--- WHAT YOU WILL DO ---
An exact copy of the listing below is needed, with no pictures in it.

--- RECORDS SHOWN ---

######

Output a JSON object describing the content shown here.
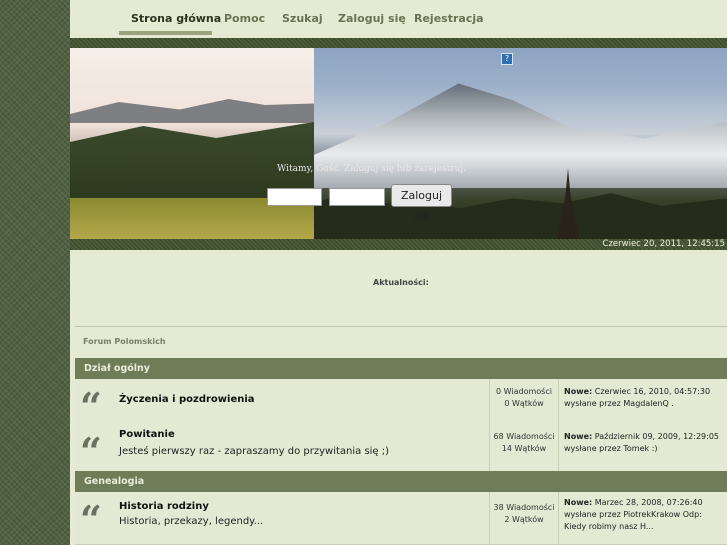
{
  "nav": {
    "items": [
      "Strona główna",
      "Pomoc",
      "Szukaj",
      "Zaloguj się",
      "Rejestracja"
    ]
  },
  "banner": {
    "welcome": "Witamy, Gość. Zaloguj się lub zarejestruj.",
    "login_button": "Zaloguj się",
    "date": "Czerwiec 20, 2011, 12:45:15"
  },
  "news": {
    "title": "Aktualności:"
  },
  "breadcrumb": "Forum Polomskich",
  "categories": [
    {
      "title": "Dział ogólny",
      "boards": [
        {
          "name": "Życzenia i pozdrowienia",
          "desc": "",
          "posts": "0 Wiadomości",
          "topics": "0 Wątków",
          "last_label": "Nowe:",
          "last_date": "Czerwiec 16, 2010, 04:57:30",
          "last_line2": "wysłane przez MagdalenQ .",
          "last_line3": ""
        },
        {
          "name": "Powitanie",
          "desc": "Jesteś pierwszy raz - zapraszamy do przywitania się ;)",
          "posts": "68 Wiadomości",
          "topics": "14 Wątków",
          "last_label": "Nowe:",
          "last_date": "Październik 09, 2009, 12:29:05",
          "last_line2": "wysłane przez Tomek :)",
          "last_line3": ""
        }
      ]
    },
    {
      "title": "Genealogia",
      "boards": [
        {
          "name": "Historia rodziny",
          "desc": "Historia, przekazy, legendy...",
          "posts": "38 Wiadomości",
          "topics": "2 Wątków",
          "last_label": "Nowe:",
          "last_date": "Marzec 28, 2008, 07:26:40",
          "last_line2": "wysłane przez PiotrekKrakow Odp:",
          "last_line3": "Kiedy robimy nasz H..."
        }
      ]
    }
  ],
  "icons": {
    "board": "quote-icon",
    "help": "question-icon"
  }
}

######

--- TASK ANSWER ---
Output a JSON object describing the content shown here.
{
  "nav": {
    "items": [
      "Strona główna",
      "Pomoc",
      "Szukaj",
      "Zaloguj się",
      "Rejestracja"
    ]
  },
  "banner": {
    "welcome": "Witamy, Gość. Zaloguj się lub zarejestruj.",
    "login_button": "Zaloguj się",
    "date": "Czerwiec 20, 2011, 12:45:15"
  },
  "news": {
    "title": "Aktualności:"
  },
  "breadcrumb": "Forum Polomskich",
  "categories": [
    {
      "title": "Dział ogólny",
      "boards": [
        {
          "name": "Życzenia i pozdrowienia",
          "desc": "",
          "posts": "0 Wiadomości",
          "topics": "0 Wątków",
          "last_label": "Nowe:",
          "last_date": "Czerwiec 16, 2010, 04:57:30",
          "last_line2": "wysłane przez MagdalenQ .",
          "last_line3": ""
        },
        {
          "name": "Powitanie",
          "desc": "Jesteś pierwszy raz - zapraszamy do przywitania się ;)",
          "posts": "68 Wiadomości",
          "topics": "14 Wątków",
          "last_label": "Nowe:",
          "last_date": "Październik 09, 2009, 12:29:05",
          "last_line2": "wysłane przez Tomek :)",
          "last_line3": ""
        }
      ]
    },
    {
      "title": "Genealogia",
      "boards": [
        {
          "name": "Historia rodziny",
          "desc": "Historia, przekazy, legendy...",
          "posts": "38 Wiadomości",
          "topics": "2 Wątków",
          "last_label": "Nowe:",
          "last_date": "Marzec 28, 2008, 07:26:40",
          "last_line2": "wysłane przez PiotrekKrakow Odp:",
          "last_line3": "Kiedy robimy nasz H..."
        }
      ]
    }
  ],
  "icons": {
    "board": "quote-icon",
    "help": "question-icon"
  }
}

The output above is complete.